WORK INSTRUCTIONS:
Within the listing below, the lines containing "position" are to be counted. Give the number only.

── INFORMATION

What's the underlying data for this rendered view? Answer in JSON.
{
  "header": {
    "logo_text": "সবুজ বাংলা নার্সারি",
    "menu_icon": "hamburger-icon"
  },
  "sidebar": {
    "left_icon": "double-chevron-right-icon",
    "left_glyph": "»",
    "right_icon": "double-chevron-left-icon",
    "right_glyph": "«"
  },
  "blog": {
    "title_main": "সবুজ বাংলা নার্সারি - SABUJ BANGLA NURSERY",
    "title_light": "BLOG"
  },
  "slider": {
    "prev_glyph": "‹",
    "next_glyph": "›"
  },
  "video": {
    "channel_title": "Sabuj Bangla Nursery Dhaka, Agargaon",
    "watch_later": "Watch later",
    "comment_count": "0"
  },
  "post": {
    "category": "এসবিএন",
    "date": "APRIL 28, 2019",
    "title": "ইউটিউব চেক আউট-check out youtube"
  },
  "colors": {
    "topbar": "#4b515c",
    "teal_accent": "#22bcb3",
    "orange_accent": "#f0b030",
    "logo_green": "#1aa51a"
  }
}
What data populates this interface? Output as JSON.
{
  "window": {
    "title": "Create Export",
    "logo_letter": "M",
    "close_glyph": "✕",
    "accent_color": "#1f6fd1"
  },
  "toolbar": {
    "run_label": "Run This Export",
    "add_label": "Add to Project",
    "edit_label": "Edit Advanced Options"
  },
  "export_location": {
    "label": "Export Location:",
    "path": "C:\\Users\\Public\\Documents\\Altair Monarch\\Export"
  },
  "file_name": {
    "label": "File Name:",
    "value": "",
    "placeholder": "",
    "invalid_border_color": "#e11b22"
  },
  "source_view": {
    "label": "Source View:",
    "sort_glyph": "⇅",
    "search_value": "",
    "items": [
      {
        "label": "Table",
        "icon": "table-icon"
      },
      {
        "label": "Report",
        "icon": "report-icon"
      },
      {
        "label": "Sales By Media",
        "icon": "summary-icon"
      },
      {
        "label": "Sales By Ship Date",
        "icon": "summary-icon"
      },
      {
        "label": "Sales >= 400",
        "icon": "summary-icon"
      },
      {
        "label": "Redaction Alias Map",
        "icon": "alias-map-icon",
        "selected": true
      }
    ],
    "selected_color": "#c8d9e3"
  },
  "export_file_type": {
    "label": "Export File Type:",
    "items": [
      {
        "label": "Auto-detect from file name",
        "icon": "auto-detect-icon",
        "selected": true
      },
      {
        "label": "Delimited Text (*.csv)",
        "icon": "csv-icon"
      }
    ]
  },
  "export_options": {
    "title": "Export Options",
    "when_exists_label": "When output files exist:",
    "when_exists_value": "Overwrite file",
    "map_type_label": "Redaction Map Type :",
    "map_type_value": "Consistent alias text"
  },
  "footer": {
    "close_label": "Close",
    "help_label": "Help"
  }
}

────
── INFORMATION

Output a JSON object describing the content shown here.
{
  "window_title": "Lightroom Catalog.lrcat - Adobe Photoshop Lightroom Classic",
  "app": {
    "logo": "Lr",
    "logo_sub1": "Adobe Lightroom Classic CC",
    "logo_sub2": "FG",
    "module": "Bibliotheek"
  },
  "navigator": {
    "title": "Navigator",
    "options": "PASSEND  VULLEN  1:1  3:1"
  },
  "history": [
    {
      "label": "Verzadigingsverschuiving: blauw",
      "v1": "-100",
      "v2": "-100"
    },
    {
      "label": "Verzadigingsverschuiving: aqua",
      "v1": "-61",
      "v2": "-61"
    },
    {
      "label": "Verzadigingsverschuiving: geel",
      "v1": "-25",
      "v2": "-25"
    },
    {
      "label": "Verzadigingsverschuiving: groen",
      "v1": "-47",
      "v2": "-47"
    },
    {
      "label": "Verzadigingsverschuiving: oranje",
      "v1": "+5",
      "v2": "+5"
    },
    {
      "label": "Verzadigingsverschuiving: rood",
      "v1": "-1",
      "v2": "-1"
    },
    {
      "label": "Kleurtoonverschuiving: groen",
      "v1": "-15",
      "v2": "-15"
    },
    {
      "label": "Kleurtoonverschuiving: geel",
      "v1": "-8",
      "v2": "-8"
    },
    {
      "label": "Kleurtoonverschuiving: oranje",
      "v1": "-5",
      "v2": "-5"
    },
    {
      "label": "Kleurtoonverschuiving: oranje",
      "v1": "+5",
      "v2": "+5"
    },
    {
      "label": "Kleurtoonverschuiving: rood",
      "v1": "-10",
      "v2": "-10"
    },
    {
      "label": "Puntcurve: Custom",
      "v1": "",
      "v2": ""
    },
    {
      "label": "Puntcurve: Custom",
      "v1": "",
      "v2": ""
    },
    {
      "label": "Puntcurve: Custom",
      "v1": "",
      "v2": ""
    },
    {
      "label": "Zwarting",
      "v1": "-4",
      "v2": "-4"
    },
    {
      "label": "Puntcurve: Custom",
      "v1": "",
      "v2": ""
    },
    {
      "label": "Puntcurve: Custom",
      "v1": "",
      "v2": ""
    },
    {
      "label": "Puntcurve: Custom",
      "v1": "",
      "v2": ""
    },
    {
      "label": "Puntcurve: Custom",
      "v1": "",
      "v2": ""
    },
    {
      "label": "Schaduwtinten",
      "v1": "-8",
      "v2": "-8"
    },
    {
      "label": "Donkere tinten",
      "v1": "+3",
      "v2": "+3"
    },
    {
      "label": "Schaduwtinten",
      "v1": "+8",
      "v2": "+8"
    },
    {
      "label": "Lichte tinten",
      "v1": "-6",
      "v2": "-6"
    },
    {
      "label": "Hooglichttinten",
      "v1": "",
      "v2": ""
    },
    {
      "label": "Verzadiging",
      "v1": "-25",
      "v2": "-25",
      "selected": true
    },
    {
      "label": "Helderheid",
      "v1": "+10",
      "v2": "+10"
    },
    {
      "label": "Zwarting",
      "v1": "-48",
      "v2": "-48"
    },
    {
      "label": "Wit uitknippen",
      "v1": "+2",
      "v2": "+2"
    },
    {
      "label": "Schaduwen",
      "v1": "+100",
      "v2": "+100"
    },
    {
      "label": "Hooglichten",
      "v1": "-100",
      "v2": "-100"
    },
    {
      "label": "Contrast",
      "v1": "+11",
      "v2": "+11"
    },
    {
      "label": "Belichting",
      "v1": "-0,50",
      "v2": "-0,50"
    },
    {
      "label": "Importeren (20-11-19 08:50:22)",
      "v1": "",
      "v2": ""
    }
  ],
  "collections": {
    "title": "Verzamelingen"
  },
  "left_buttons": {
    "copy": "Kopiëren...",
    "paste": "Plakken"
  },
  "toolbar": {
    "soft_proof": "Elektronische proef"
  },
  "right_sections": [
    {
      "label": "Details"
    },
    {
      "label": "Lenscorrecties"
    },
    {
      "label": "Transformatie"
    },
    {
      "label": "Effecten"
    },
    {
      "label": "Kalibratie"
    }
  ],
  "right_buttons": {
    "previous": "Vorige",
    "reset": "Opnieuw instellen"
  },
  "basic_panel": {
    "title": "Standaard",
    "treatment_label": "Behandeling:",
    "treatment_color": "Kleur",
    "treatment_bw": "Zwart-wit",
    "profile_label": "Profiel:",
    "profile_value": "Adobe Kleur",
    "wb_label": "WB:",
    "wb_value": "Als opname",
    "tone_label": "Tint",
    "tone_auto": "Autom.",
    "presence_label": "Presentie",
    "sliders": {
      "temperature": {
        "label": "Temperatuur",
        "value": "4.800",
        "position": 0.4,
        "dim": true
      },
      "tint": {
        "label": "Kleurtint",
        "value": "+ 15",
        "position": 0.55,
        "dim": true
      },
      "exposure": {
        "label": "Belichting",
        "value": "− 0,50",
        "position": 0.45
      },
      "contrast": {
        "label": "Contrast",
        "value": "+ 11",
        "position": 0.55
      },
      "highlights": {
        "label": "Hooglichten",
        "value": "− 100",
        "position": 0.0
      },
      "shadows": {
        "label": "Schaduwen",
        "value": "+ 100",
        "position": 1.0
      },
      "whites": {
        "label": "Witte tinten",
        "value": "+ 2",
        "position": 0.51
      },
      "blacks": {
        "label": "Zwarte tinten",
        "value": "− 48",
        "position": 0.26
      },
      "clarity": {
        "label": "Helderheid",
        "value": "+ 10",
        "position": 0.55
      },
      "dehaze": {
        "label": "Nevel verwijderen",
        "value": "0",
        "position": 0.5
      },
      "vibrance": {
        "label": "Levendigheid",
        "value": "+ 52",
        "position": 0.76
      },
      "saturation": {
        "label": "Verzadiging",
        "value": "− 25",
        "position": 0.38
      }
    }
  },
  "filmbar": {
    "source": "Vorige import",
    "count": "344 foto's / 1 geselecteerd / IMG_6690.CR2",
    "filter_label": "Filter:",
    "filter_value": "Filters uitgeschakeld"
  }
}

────

COMPLETED TASK:
12